U.S. skeptical of Syria chemical arms declaration
UNITED NATIONS — The United States is reviewing with skepticism the Syrian government's chemical arms declaration, the U.S. envoy to the United Nations said on Tuesday as another official cautioned that intelligence suggested Syria may try to hide some weapons.
Under a Russian-U.S. proposal, Syria agreed in September to destroy its chemical weapons program by mid-2014, averting a threat of missile strikes by Washington following an Aug. 21 sarin gas attack in Damascus that killed hundreds of people.
Syria's submitted the lengthy declaration of its chemical weapons program on Oct. 27 and must agree to a plan with the Organization for the Prohibition of Chemical Weapons by mid-November that explains in detail how and where to destroy the poisons, including mustard gas, sarin and possibly VX nerve agent.
“We are still reviewing that document. We obviously bring skepticism born of years of dealing with this regime, years of obfuscation in other contexts, and of course a lot of broken promises in the context of this current war,” U.S. Ambassador to the United Nations Samantha Power said.
She noted that Syrian President Bashar Assad's government had so far cooperated with the joint OPCW/U.N. mission, which has inspected 21 out of 23 chemical weapons sites in Syria. The remaining two sites were too dangerous to reach for inspection.
Syria declared 30 production, filling and storage facilities, eight mobile filling units and three chemical weapons-related facilities. They contained about 1,000 tons of chemical weapons, mostly in the form of raw precursors, 290 tons of loaded munitions and 1,230 unfilled munitions.
“You will certainly hear from us in the event that we detect non-compliance or we detect significant discrepancies in their declaration,” Power told reporters after the U.N. Security Council was briefed on the joint OPCW/U.N. mission to destroy Syria's chemical weapons program.
A second U.S. official, speaking separately to Reuters on condition of anonymity, said intelligence provided “indications the Syrians may be intending to hold some of their stockpile in reserve.”
“This development is not surprising. ... At this point, it's not derailing the diplomatic process,” the official said.
The CIA and the Pentagon declined to comment.
More than 100,000 people have been killed and about 2.2 million people have fled during Syria's 2 1⁄2-year civil war.

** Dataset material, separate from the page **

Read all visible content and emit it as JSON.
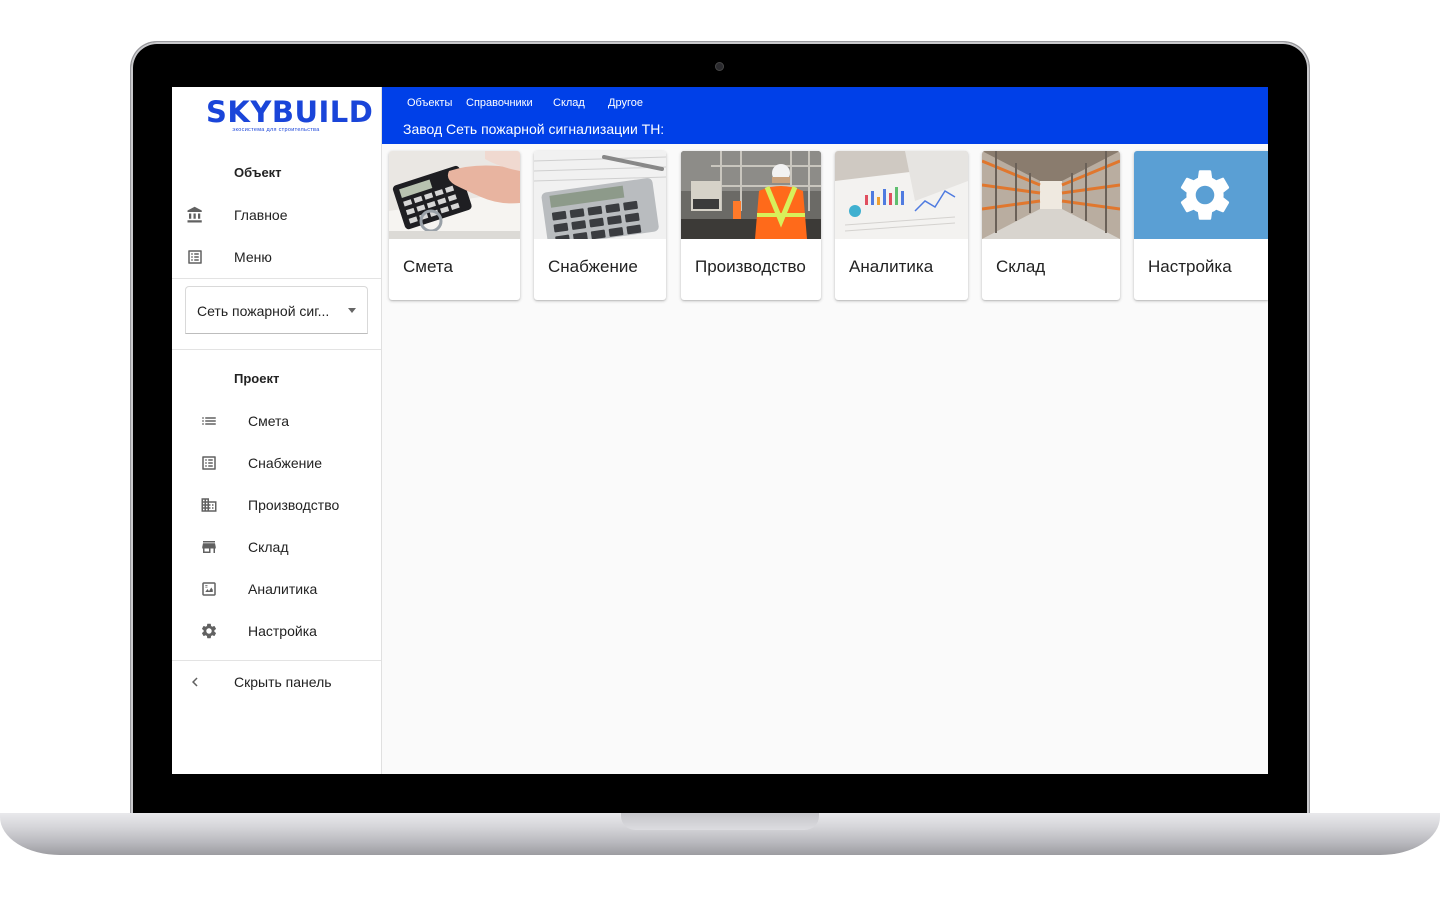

The United Nations says about 9.3 million people or nearly 40 percent of the population need help within the country.
Show commenting policy
TribLive commenting policy
You are solely responsible for your comments and by using TribLive.com you agree to our Terms of Service.
We moderate comments. Our goal is to provide substantive commentary for a general readership. By screening submissions, we provide a space where readers can share intelligent and informed commentary that enhances the quality of our news and information.
While most comments will be posted if they are on-topic and not abusive, moderating decisions are subjective. We will make them as carefully and consistently as we can. Because of the volume of reader comments, we cannot review individual moderation decisions with readers.
We value thoughtful comments representing a range of views that make their point quickly and politely. We make an effort to protect discussions from repeated comments either by the same reader or different readers.
We follow the same standards for taste as the daily newspaper. A few things we won't tolerate: personal attacks, obscenity, vulgarity, profanity (including expletives and letters followed by dashes), commercial promotion, impersonations, incoherence, proselytizing and SHOUTING. Don't include URLs to Web sites.
We do not edit comments. They are either approved or deleted. We reserve the right to edit a comment that is quoted or excerpted in an article. In this case, we may fix spelling and punctuation.
We welcome strong opinions and criticism of our work, but we don't want comments to become bogged down with discussions of our policies and we will moderate accordingly.
We appreciate it when readers and people quoted in articles or blog posts point out errors of fact or emphasis and will investigate all assertions. But these suggestions should be sent via e-mail. To avoid distracting other readers, we won't publish comments that suggest a correction. Instead, corrections will be made in a blog post or in an article.
- Nations vow to curb Arctic climate change
- Iraqi general, 3 officers killed in convoy ambush
- Report: Iraqi security forces kill Saddam aide al Douri, but DNA will confirm
- Chechen leader Kadyrov defies Moscow
- All sides in war-torn Yemen say they’re willing to negotiate, but battles, bombs rage unabated
- Senior officials are toppled in China’s anti-graft campaign
- Egypt gives Ohio State graduate on hunger strike life prison term for financing sit-in
- DNA matches child born in Vietnam, father in Texas after 40 years
- Fighting, gasoline shortage intensify Yemen crisis
- Yemen Shiite rebel leader vows not to surrender amid strikes
- Immigrants describe threats in South Africa